III. Marche funèbre
The famous Marche funèbre was played with careful dynamics, but remained rather lyrical, especially in the first part. It was certainly not overly dramatic, even though the ff passages were building up impressive strength and volume. This rather lyrical character in the march parts diminished the contrast to the serenely singing segments in major tonality. With the full contrast, I expect those serene sections to feel like brief visions, a glance from a dark, somber reality into a lucid, radiant world beyond.
The artist played also the final Presto directly attached, attacca. It’s a movement with neck-breaking virtuosity. Beatrice Rana played this very fast, with grumbling quaver triplets, retained, natural-sounding, unpretentious also here. She indeed played legato and sotto voce, as prescribed in the score. This was not an olympic demonstration of utter virtuosity. An honorable approach, for sure—but the virtuosic language, those extremely rapid, parallel triplet movements in both hands, should definitely not be more veiled or blurred than here!
Ravel: La Valse
For an introduction into the composition “La Valse”, poème choréographique by Maurice Ravel (1875 – 1937) see my review on Oxana Shevchenko’s private recital on 2016-01-16. This was originally a piece for orchestra. It was later reworked for piano / four hands. Finally, the composer also arranged it for a single piano player. In this version, it is one of the most demanding pieces in the entire piano literature.
The difficulties are mostly in the sheer technical demands. The piano score (a translation from a complex orchestral score) is extremely dense and polyrhythmic, with such bizarre demands as maintaining a waltz rhythm while simultaneously playing glissandi (up & down) across the entire keyboard. On top of that, there’s the question of interpretation: it is not sufficient to be technically brilliant, even perfect. Especially in the second half of the piece, the artist is meant to convey the uncontrolled, menacing, scary, overexcited atmosphere of the orchestral version.

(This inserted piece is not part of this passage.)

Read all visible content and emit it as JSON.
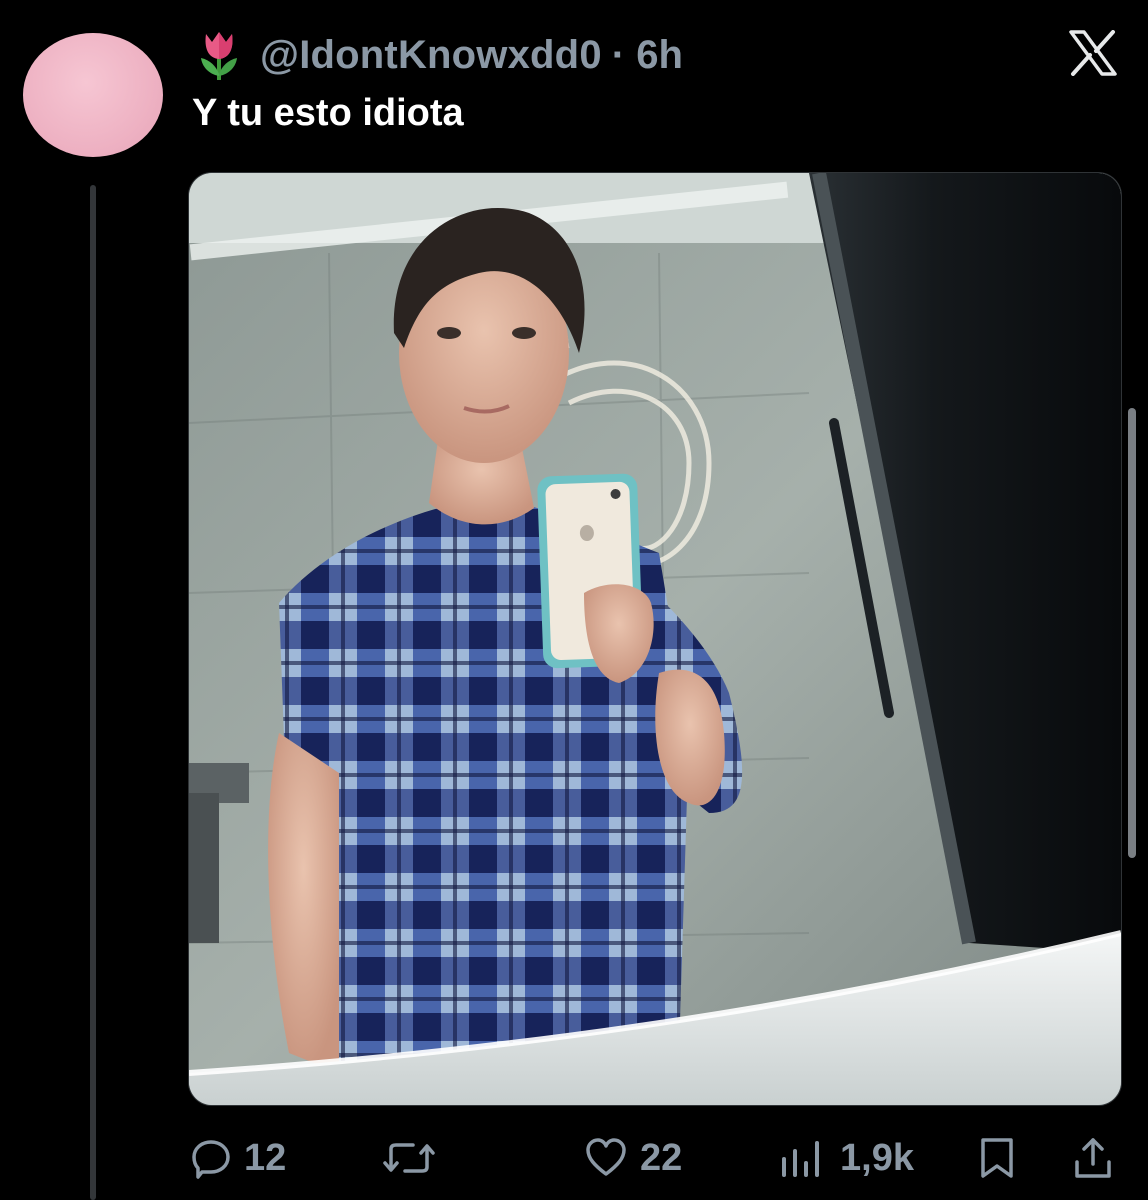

I found Beatrice Rana’s interpretation of this composition to be technically excellent, masterful. However, sometimes it was a bit too much melodious-waltzy, too harmless, lacking the fantastic, overturned drama, the sometimes ghastly scenery from the orchestral version. It seems to me that many pianists focus too much on technical perfection in this piece, neglecting the atmospheric dimension.

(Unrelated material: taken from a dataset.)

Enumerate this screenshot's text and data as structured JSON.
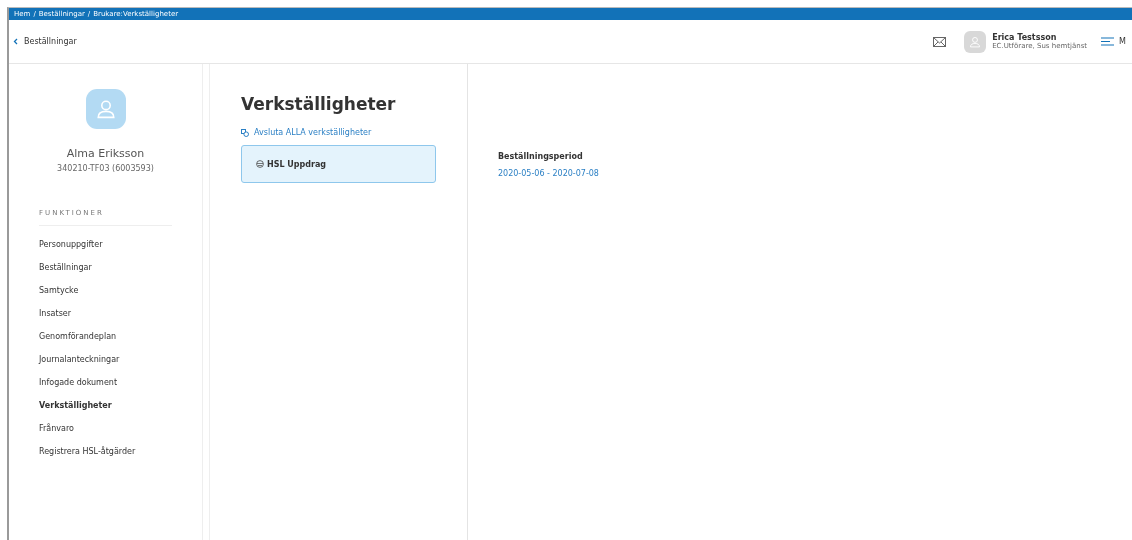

In response to the strong, enthusiastic applause in this concert, Beatrice Rana returned to the beginning, playing the Gigue from Johann Sebastian Bach‘s Partita No.1 in B♭ major, BWV 825. She offered a sporty, fast interpretation, not very differentiated in articulation and phrasing. However, an encore (especially after the above virtuosic, romantic pieces) rarely is the place for carefully reflected, elaborate and detailed performances…
For the same concert, I have also written a (much shorter) review in German for Bachtrack.com. This posting is not a translation of that German review, the rights of which remain with Bachtrack. I create the German review using a subset of the notes taken during this concert. I wanted to enable my non-German speaking readers to read about my concert experience as well. Therefore, I have taken my original notes as a loose basis for this separate posting. I’m including additional material that is not present in the Bachtrack review.